- I waited three weeks to go to the doctor when I was 19 and had all the symptoms of acute appendicitis. Three weeks! And because of the way my appendix presented itself (small colon and attached length-wise—which I also had a hard time believing), my intestine was compromised and I had a nasogastric (NG) tube. But I didn’t realize that either until a few years ago when a friend of mine, who’s a med/surgical nurse, told me that. And when my surgeon told me that if I’d have waited another day to come in to be seen, I would have died. Didn’t believe him.
- Same thing with the incisional hernia I developed after six major abdominal surgeries. How on earth could the ongoing pain I had be a hernia? But of course it was and once it was repaired, bam—the pain went away.
- Same thing with my ears. When the audiologist got nearly giddy last year because I had such a rare hearing loss, I thought surely he was wrong. But of course he wasn’t and my results this year confirmed that diagnosis. Now I’m sitting here in my office typing this post wearing my new hearing aid. And I can hear.

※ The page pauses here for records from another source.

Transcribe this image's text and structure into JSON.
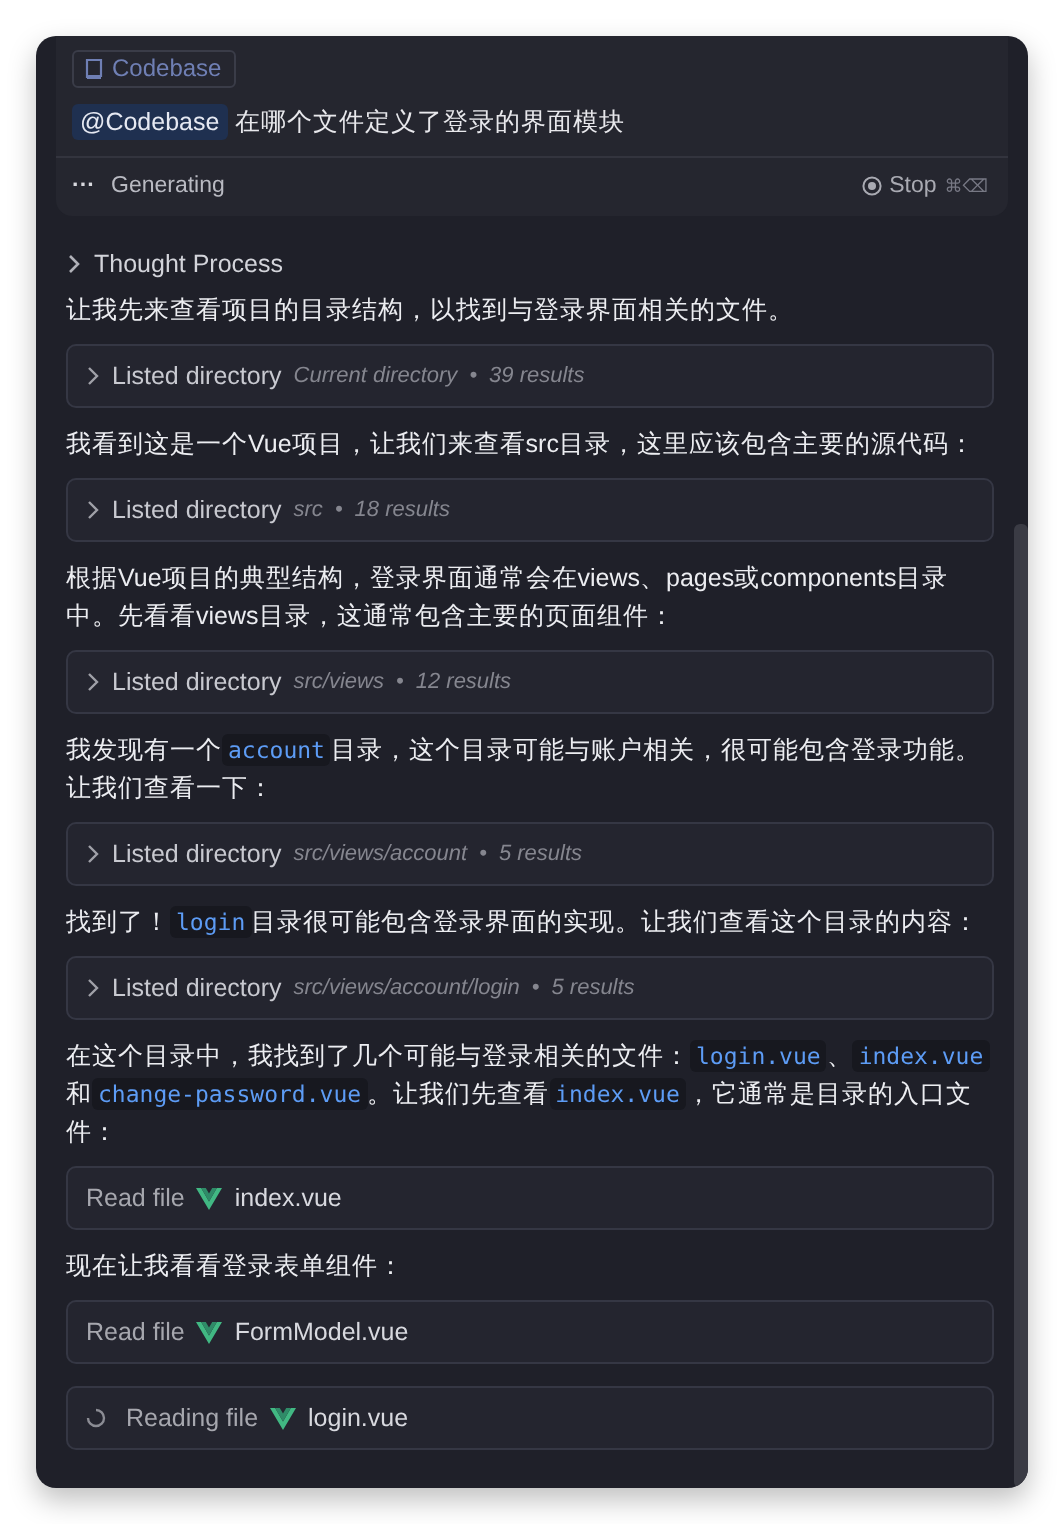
{
  "context_chip": {
    "label": "Codebase"
  },
  "query": {
    "mention": "@Codebase",
    "text": "在哪个文件定义了登录的界面模块"
  },
  "status": {
    "dots": "···",
    "label": "Generating",
    "stop": "Stop",
    "shortcut": "⌘⌫"
  },
  "thought": {
    "label": "Thought Process",
    "expanded": false
  },
  "items": [
    {
      "kind": "text",
      "segments": [
        {
          "kind": "plain",
          "text": "让我先来查看项目的目录结构，以找到与登录界面相关的文件。"
        }
      ]
    },
    {
      "kind": "listed",
      "action": "Listed directory",
      "path": "Current directory",
      "sep": "•",
      "count": "39 results"
    },
    {
      "kind": "text",
      "segments": [
        {
          "kind": "plain",
          "text": "我看到这是一个Vue项目，让我们来查看src目录，这里应该包含主要的源代码："
        }
      ]
    },
    {
      "kind": "listed",
      "action": "Listed directory",
      "path": "src",
      "sep": "•",
      "count": "18 results"
    },
    {
      "kind": "text",
      "segments": [
        {
          "kind": "plain",
          "text": "根据Vue项目的典型结构，登录界面通常会在views、pages或components目录中。先看看views目录，这通常包含主要的页面组件："
        }
      ]
    },
    {
      "kind": "listed",
      "action": "Listed directory",
      "path": "src/views",
      "sep": "•",
      "count": "12 results"
    },
    {
      "kind": "text",
      "segments": [
        {
          "kind": "plain",
          "text": "我发现有一个"
        },
        {
          "kind": "code",
          "text": "account"
        },
        {
          "kind": "plain",
          "text": "目录，这个目录可能与账户相关，很可能包含登录功能。让我们查看一下："
        }
      ]
    },
    {
      "kind": "listed",
      "action": "Listed directory",
      "path": "src/views/account",
      "sep": "•",
      "count": "5 results"
    },
    {
      "kind": "text",
      "segments": [
        {
          "kind": "plain",
          "text": "找到了！"
        },
        {
          "kind": "code",
          "text": "login"
        },
        {
          "kind": "plain",
          "text": "目录很可能包含登录界面的实现。让我们查看这个目录的内容："
        }
      ]
    },
    {
      "kind": "listed",
      "action": "Listed directory",
      "path": "src/views/account/login",
      "sep": "•",
      "count": "5 results"
    },
    {
      "kind": "text",
      "segments": [
        {
          "kind": "plain",
          "text": "在这个目录中，我找到了几个可能与登录相关的文件："
        },
        {
          "kind": "code",
          "text": "login.vue"
        },
        {
          "kind": "plain",
          "text": "、"
        },
        {
          "kind": "code",
          "text": "index.vue"
        },
        {
          "kind": "plain",
          "text": "和"
        },
        {
          "kind": "code",
          "text": "change-password.vue"
        },
        {
          "kind": "plain",
          "text": "。让我们先查看"
        },
        {
          "kind": "code",
          "text": "index.vue"
        },
        {
          "kind": "plain",
          "text": "，它通常是目录的入口文件："
        }
      ]
    },
    {
      "kind": "read",
      "action": "Read file",
      "file": "index.vue"
    },
    {
      "kind": "text",
      "segments": [
        {
          "kind": "plain",
          "text": "现在让我看看登录表单组件："
        }
      ]
    },
    {
      "kind": "read",
      "action": "Read file",
      "file": "FormModel.vue"
    },
    {
      "kind": "reading",
      "action": "Reading file",
      "file": "login.vue"
    }
  ]
}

In fact, when I was in the audiologist’s office and he was doing his thing and finally turned on the hearing aid, I gasped and teared up because I could hear in stereo. I didn’t even realize I’d lost that.
Low frequency hearing loss isn't well known and not well researched or addressed; there are just so few of us who have it. So I'll need to go in frequently over the next month so he can evaluate how the hearing aid is working for me and what, if any, changes need to be made to the programming. And yes, he’s still giddy about me and my hearing situation. I think he might write a white paper about me because my situation is that rare.
Sometimes it’s a zebra.